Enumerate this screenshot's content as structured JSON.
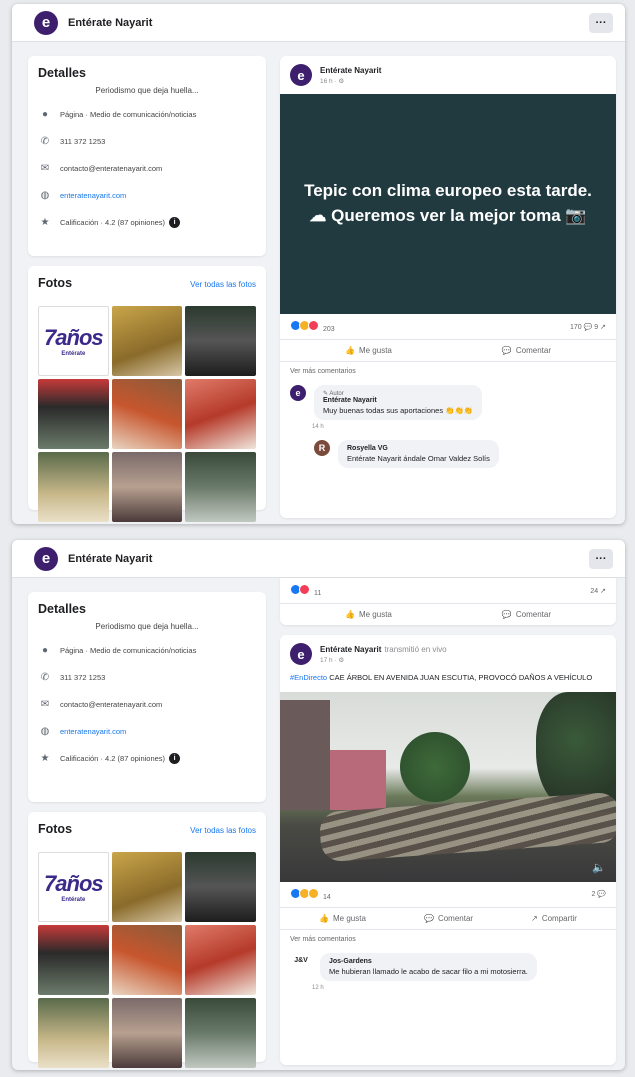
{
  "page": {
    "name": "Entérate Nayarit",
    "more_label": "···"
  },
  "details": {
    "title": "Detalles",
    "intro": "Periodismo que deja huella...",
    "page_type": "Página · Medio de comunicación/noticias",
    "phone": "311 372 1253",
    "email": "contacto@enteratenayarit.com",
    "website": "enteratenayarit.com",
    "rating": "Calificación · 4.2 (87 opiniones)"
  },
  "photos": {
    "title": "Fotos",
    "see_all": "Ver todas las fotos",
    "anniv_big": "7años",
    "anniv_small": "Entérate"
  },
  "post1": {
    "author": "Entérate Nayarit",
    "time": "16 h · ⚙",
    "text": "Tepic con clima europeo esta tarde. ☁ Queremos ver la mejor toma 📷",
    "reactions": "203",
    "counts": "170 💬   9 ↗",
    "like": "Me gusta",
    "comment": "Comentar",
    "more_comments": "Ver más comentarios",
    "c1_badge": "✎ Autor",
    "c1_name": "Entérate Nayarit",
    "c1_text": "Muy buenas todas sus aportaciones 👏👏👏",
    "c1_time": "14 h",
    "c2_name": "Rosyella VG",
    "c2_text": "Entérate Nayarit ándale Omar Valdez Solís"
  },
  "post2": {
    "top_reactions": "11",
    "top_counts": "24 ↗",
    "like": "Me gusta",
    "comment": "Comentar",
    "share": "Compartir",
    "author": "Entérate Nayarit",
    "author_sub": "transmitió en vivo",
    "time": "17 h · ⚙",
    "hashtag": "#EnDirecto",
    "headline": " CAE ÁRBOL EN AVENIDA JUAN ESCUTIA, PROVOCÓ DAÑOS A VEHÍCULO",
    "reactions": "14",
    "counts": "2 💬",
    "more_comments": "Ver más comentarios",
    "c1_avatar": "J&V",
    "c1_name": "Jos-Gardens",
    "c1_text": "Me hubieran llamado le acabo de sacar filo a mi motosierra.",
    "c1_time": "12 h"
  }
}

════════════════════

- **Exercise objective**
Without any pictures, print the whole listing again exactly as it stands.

- **Exercise solution**
Enumerate this screenshot's content as structured JSON.
{
  "page": {
    "name": "Entérate Nayarit",
    "more_label": "···"
  },
  "details": {
    "title": "Detalles",
    "intro": "Periodismo que deja huella...",
    "page_type": "Página · Medio de comunicación/noticias",
    "phone": "311 372 1253",
    "email": "contacto@enteratenayarit.com",
    "website": "enteratenayarit.com",
    "rating": "Calificación · 4.2 (87 opiniones)"
  },
  "photos": {
    "title": "Fotos",
    "see_all": "Ver todas las fotos",
    "anniv_big": "7años",
    "anniv_small": "Entérate"
  },
  "post1": {
    "author": "Entérate Nayarit",
    "time": "16 h · ⚙",
    "text": "Tepic con clima europeo esta tarde. ☁ Queremos ver la mejor toma 📷",
    "reactions": "203",
    "counts": "170 💬   9 ↗",
    "like": "Me gusta",
    "comment": "Comentar",
    "more_comments": "Ver más comentarios",
    "c1_badge": "✎ Autor",
    "c1_name": "Entérate Nayarit",
    "c1_text": "Muy buenas todas sus aportaciones 👏👏👏",
    "c1_time": "14 h",
    "c2_name": "Rosyella VG",
    "c2_text": "Entérate Nayarit ándale Omar Valdez Solís"
  },
  "post2": {
    "top_reactions": "11",
    "top_counts": "24 ↗",
    "like": "Me gusta",
    "comment": "Comentar",
    "share": "Compartir",
    "author": "Entérate Nayarit",
    "author_sub": "transmitió en vivo",
    "time": "17 h · ⚙",
    "hashtag": "#EnDirecto",
    "headline": " CAE ÁRBOL EN AVENIDA JUAN ESCUTIA, PROVOCÓ DAÑOS A VEHÍCULO",
    "reactions": "14",
    "counts": "2 💬",
    "more_comments": "Ver más comentarios",
    "c1_avatar": "J&V",
    "c1_name": "Jos-Gardens",
    "c1_text": "Me hubieran llamado le acabo de sacar filo a mi motosierra.",
    "c1_time": "12 h"
  }
}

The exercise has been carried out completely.